- Opening Delimiter -

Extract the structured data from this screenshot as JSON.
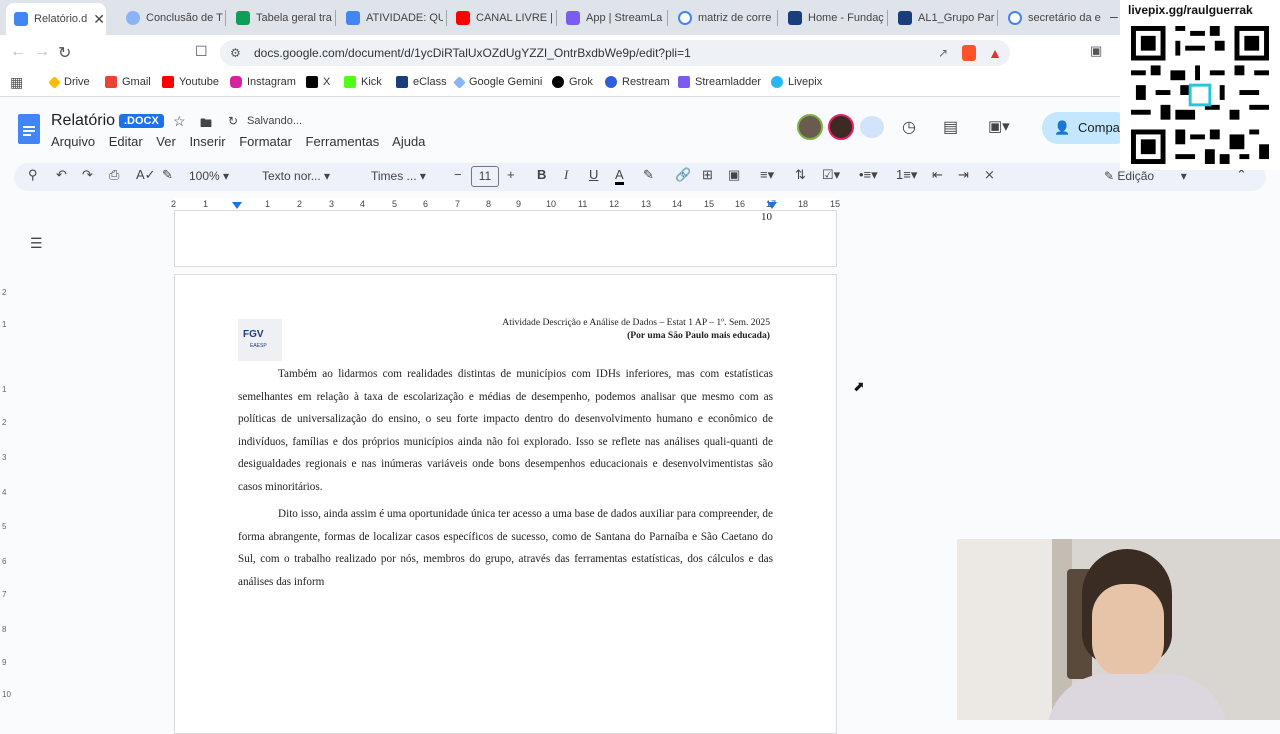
{
  "tabs": [
    {
      "label": "Relatório.d",
      "active": true,
      "icon": "docs-icon",
      "color": "#4285f4"
    },
    {
      "label": "Conclusão de T",
      "icon": "gemini-icon",
      "color": "#8ab4f8"
    },
    {
      "label": "Tabela geral tra",
      "icon": "sheets-icon",
      "color": "#0f9d58"
    },
    {
      "label": "ATIVIDADE: QU",
      "icon": "docs-icon",
      "color": "#4285f4"
    },
    {
      "label": "CANAL LIVRE |",
      "icon": "youtube-icon",
      "color": "#ff0000"
    },
    {
      "label": "App | StreamLa",
      "icon": "streamladder-icon",
      "color": "#7b5cf0"
    },
    {
      "label": "matriz de corre",
      "icon": "google-icon",
      "color": "#4285f4"
    },
    {
      "label": "Home - Fundaç",
      "icon": "fgv-icon",
      "color": "#1a3d7c"
    },
    {
      "label": "AL1_Grupo Par",
      "icon": "fgv-icon",
      "color": "#1a3d7c"
    },
    {
      "label": "secretário da e",
      "icon": "google-icon",
      "color": "#4285f4"
    }
  ],
  "tab_overflow": "–",
  "tab_close": "✕",
  "address": {
    "url": "docs.google.com/document/d/1ycDiRTalUxOZdUgYZZI_OntrBxdbWe9p/edit?pli=1"
  },
  "bookmarks": [
    {
      "label": "Drive",
      "icon": "drive-icon",
      "color": "#fbbc04"
    },
    {
      "label": "Gmail",
      "icon": "gmail-icon",
      "color": "#ea4335"
    },
    {
      "label": "Youtube",
      "icon": "youtube-icon",
      "color": "#ff0000"
    },
    {
      "label": "Instagram",
      "icon": "instagram-icon",
      "color": "#d6249f"
    },
    {
      "label": "X",
      "icon": "x-icon",
      "color": "#000000"
    },
    {
      "label": "Kick",
      "icon": "kick-icon",
      "color": "#53fc18"
    },
    {
      "label": "eClass",
      "icon": "eclass-icon",
      "color": "#1a3d7c"
    },
    {
      "label": "Google Gemini",
      "icon": "gemini-icon",
      "color": "#8ab4f8"
    },
    {
      "label": "Grok",
      "icon": "grok-icon",
      "color": "#000000"
    },
    {
      "label": "Restream",
      "icon": "restream-icon",
      "color": "#2f5fd8"
    },
    {
      "label": "Streamladder",
      "icon": "streamladder-icon",
      "color": "#7b5cf0"
    },
    {
      "label": "Livepix",
      "icon": "livepix-icon",
      "color": "#29b6f6"
    }
  ],
  "doc": {
    "title": "Relatório",
    "badge": ".DOCX",
    "status": "Salvando...",
    "share_label": "Compar",
    "menus": [
      "Arquivo",
      "Editar",
      "Ver",
      "Inserir",
      "Formatar",
      "Ferramentas",
      "Ajuda"
    ]
  },
  "toolbar": {
    "zoom": "100%",
    "style": "Texto nor...",
    "font": "Times ...",
    "font_size": "11",
    "mode": "Edição"
  },
  "ruler_numbers": [
    "2",
    "1",
    "1",
    "2",
    "3",
    "4",
    "5",
    "6",
    "7",
    "8",
    "9",
    "10",
    "11",
    "12",
    "13",
    "14",
    "15",
    "16",
    "17",
    "18",
    "15"
  ],
  "left_ruler_numbers": [
    "2",
    "1",
    "1",
    "2",
    "3",
    "4",
    "5",
    "6",
    "7",
    "8",
    "9",
    "10"
  ],
  "page_prev_number": "10",
  "page": {
    "logo_text": "FGV",
    "logo_sub": "EAESP",
    "header_line1": "Atividade Descrição e Análise de Dados – Estat 1 AP – 1º. Sem. 2025",
    "header_line2": "(Por uma São Paulo mais educada)",
    "para1": "Também ao lidarmos com realidades distintas de municípios com IDHs inferiores, mas com estatísticas semelhantes em relação à taxa de escolarização e médias de desempenho, podemos analisar que mesmo com as políticas de universalização do ensino, o seu forte impacto dentro do desenvolvimento humano e econômico de indivíduos, famílias e dos próprios municípios ainda não foi explorado. Isso se reflete nas análises quali-quanti de desigualdades regionais e nas inúmeras variáveis onde bons desempenhos educacionais e desenvolvimentistas são casos minoritários.",
    "para2": "Dito isso, ainda assim é uma oportunidade única ter acesso a uma base de dados auxiliar para compreender, de forma abrangente, formas de localizar casos específicos de sucesso, como de Santana do Parnaíba e São Caetano do Sul, com o trabalho realizado por nós, membros do grupo, através das ferramentas estatísticas, dos cálculos e das análises das inform"
  },
  "overlay": {
    "livepix_text": "livepix.gg/raulguerrak"
  },
  "colors": {
    "accent": "#1a73e8",
    "tabbar": "#dfe3ea",
    "toolbar": "#edf2fa"
  }
}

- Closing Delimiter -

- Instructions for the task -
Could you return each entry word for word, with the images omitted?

- The completed task -
Extract the structured data from this screenshot as JSON.
{
  "tabs": [
    {
      "label": "Relatório.d",
      "active": true,
      "icon": "docs-icon",
      "color": "#4285f4"
    },
    {
      "label": "Conclusão de T",
      "icon": "gemini-icon",
      "color": "#8ab4f8"
    },
    {
      "label": "Tabela geral tra",
      "icon": "sheets-icon",
      "color": "#0f9d58"
    },
    {
      "label": "ATIVIDADE: QU",
      "icon": "docs-icon",
      "color": "#4285f4"
    },
    {
      "label": "CANAL LIVRE |",
      "icon": "youtube-icon",
      "color": "#ff0000"
    },
    {
      "label": "App | StreamLa",
      "icon": "streamladder-icon",
      "color": "#7b5cf0"
    },
    {
      "label": "matriz de corre",
      "icon": "google-icon",
      "color": "#4285f4"
    },
    {
      "label": "Home - Fundaç",
      "icon": "fgv-icon",
      "color": "#1a3d7c"
    },
    {
      "label": "AL1_Grupo Par",
      "icon": "fgv-icon",
      "color": "#1a3d7c"
    },
    {
      "label": "secretário da e",
      "icon": "google-icon",
      "color": "#4285f4"
    }
  ],
  "tab_overflow": "–",
  "tab_close": "✕",
  "address": {
    "url": "docs.google.com/document/d/1ycDiRTalUxOZdUgYZZI_OntrBxdbWe9p/edit?pli=1"
  },
  "bookmarks": [
    {
      "label": "Drive",
      "icon": "drive-icon",
      "color": "#fbbc04"
    },
    {
      "label": "Gmail",
      "icon": "gmail-icon",
      "color": "#ea4335"
    },
    {
      "label": "Youtube",
      "icon": "youtube-icon",
      "color": "#ff0000"
    },
    {
      "label": "Instagram",
      "icon": "instagram-icon",
      "color": "#d6249f"
    },
    {
      "label": "X",
      "icon": "x-icon",
      "color": "#000000"
    },
    {
      "label": "Kick",
      "icon": "kick-icon",
      "color": "#53fc18"
    },
    {
      "label": "eClass",
      "icon": "eclass-icon",
      "color": "#1a3d7c"
    },
    {
      "label": "Google Gemini",
      "icon": "gemini-icon",
      "color": "#8ab4f8"
    },
    {
      "label": "Grok",
      "icon": "grok-icon",
      "color": "#000000"
    },
    {
      "label": "Restream",
      "icon": "restream-icon",
      "color": "#2f5fd8"
    },
    {
      "label": "Streamladder",
      "icon": "streamladder-icon",
      "color": "#7b5cf0"
    },
    {
      "label": "Livepix",
      "icon": "livepix-icon",
      "color": "#29b6f6"
    }
  ],
  "doc": {
    "title": "Relatório",
    "badge": ".DOCX",
    "status": "Salvando...",
    "share_label": "Compar",
    "menus": [
      "Arquivo",
      "Editar",
      "Ver",
      "Inserir",
      "Formatar",
      "Ferramentas",
      "Ajuda"
    ]
  },
  "toolbar": {
    "zoom": "100%",
    "style": "Texto nor...",
    "font": "Times ...",
    "font_size": "11",
    "mode": "Edição"
  },
  "ruler_numbers": [
    "2",
    "1",
    "1",
    "2",
    "3",
    "4",
    "5",
    "6",
    "7",
    "8",
    "9",
    "10",
    "11",
    "12",
    "13",
    "14",
    "15",
    "16",
    "17",
    "18",
    "15"
  ],
  "left_ruler_numbers": [
    "2",
    "1",
    "1",
    "2",
    "3",
    "4",
    "5",
    "6",
    "7",
    "8",
    "9",
    "10"
  ],
  "page_prev_number": "10",
  "page": {
    "logo_text": "FGV",
    "logo_sub": "EAESP",
    "header_line1": "Atividade Descrição e Análise de Dados – Estat 1 AP – 1º. Sem. 2025",
    "header_line2": "(Por uma São Paulo mais educada)",
    "para1": "Também ao lidarmos com realidades distintas de municípios com IDHs inferiores, mas com estatísticas semelhantes em relação à taxa de escolarização e médias de desempenho, podemos analisar que mesmo com as políticas de universalização do ensino, o seu forte impacto dentro do desenvolvimento humano e econômico de indivíduos, famílias e dos próprios municípios ainda não foi explorado. Isso se reflete nas análises quali-quanti de desigualdades regionais e nas inúmeras variáveis onde bons desempenhos educacionais e desenvolvimentistas são casos minoritários.",
    "para2": "Dito isso, ainda assim é uma oportunidade única ter acesso a uma base de dados auxiliar para compreender, de forma abrangente, formas de localizar casos específicos de sucesso, como de Santana do Parnaíba e São Caetano do Sul, com o trabalho realizado por nós, membros do grupo, através das ferramentas estatísticas, dos cálculos e das análises das inform"
  },
  "overlay": {
    "livepix_text": "livepix.gg/raulguerrak"
  },
  "colors": {
    "accent": "#1a73e8",
    "tabbar": "#dfe3ea",
    "toolbar": "#edf2fa"
  }
}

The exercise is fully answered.